Report, from the records below, every line where the word "content" appears.

━━━━━━━━━━━━━━━━━━━━━━━━━━━━━━

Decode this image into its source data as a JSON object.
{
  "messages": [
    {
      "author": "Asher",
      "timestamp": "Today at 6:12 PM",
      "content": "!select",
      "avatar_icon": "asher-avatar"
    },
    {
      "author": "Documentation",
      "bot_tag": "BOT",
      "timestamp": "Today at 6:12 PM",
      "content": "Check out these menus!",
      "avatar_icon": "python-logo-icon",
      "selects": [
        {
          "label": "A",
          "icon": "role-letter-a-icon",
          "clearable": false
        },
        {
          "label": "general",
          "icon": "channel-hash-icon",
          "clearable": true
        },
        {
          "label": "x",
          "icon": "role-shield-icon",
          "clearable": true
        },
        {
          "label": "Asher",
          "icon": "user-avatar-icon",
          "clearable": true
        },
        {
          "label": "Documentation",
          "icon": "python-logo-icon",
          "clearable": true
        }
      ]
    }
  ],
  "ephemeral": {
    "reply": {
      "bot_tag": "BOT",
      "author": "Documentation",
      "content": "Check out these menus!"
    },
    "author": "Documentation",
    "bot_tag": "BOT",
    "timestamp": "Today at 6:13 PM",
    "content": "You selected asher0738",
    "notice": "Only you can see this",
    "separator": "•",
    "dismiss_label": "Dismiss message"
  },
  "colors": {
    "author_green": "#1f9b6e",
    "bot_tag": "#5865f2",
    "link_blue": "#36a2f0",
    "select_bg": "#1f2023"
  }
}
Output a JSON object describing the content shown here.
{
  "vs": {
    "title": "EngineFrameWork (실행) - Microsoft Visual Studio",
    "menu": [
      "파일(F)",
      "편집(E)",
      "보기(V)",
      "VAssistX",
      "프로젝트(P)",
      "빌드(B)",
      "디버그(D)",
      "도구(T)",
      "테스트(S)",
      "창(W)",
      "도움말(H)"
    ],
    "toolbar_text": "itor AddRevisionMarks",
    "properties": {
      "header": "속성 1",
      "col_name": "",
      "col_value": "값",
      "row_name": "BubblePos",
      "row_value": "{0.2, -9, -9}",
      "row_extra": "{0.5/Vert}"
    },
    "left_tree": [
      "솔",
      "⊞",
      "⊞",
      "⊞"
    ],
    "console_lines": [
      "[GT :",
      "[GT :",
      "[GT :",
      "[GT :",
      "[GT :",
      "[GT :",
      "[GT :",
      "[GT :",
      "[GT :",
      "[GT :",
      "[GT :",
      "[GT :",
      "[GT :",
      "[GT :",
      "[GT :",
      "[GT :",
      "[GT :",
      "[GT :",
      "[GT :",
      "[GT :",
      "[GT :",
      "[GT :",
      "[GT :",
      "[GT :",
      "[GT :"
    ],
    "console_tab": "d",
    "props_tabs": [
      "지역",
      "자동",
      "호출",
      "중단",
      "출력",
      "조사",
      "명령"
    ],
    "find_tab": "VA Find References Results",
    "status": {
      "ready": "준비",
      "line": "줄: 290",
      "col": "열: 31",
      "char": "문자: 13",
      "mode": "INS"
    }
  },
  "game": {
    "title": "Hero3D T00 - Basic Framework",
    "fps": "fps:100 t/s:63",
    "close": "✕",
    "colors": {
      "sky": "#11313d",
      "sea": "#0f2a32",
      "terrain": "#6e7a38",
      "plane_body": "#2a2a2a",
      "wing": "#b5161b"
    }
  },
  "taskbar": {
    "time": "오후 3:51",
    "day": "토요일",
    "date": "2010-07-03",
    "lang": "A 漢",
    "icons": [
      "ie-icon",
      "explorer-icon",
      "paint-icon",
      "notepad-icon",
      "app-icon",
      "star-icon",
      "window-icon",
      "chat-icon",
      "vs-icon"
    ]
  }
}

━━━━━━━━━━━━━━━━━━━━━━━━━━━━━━

» Solved exercise
      "content": "!select",
      "content": "Check out these menus!",
      "content": "Check out these menus!"
    "content": "You selected asher0738",
Output a JSON object describing the content shown here.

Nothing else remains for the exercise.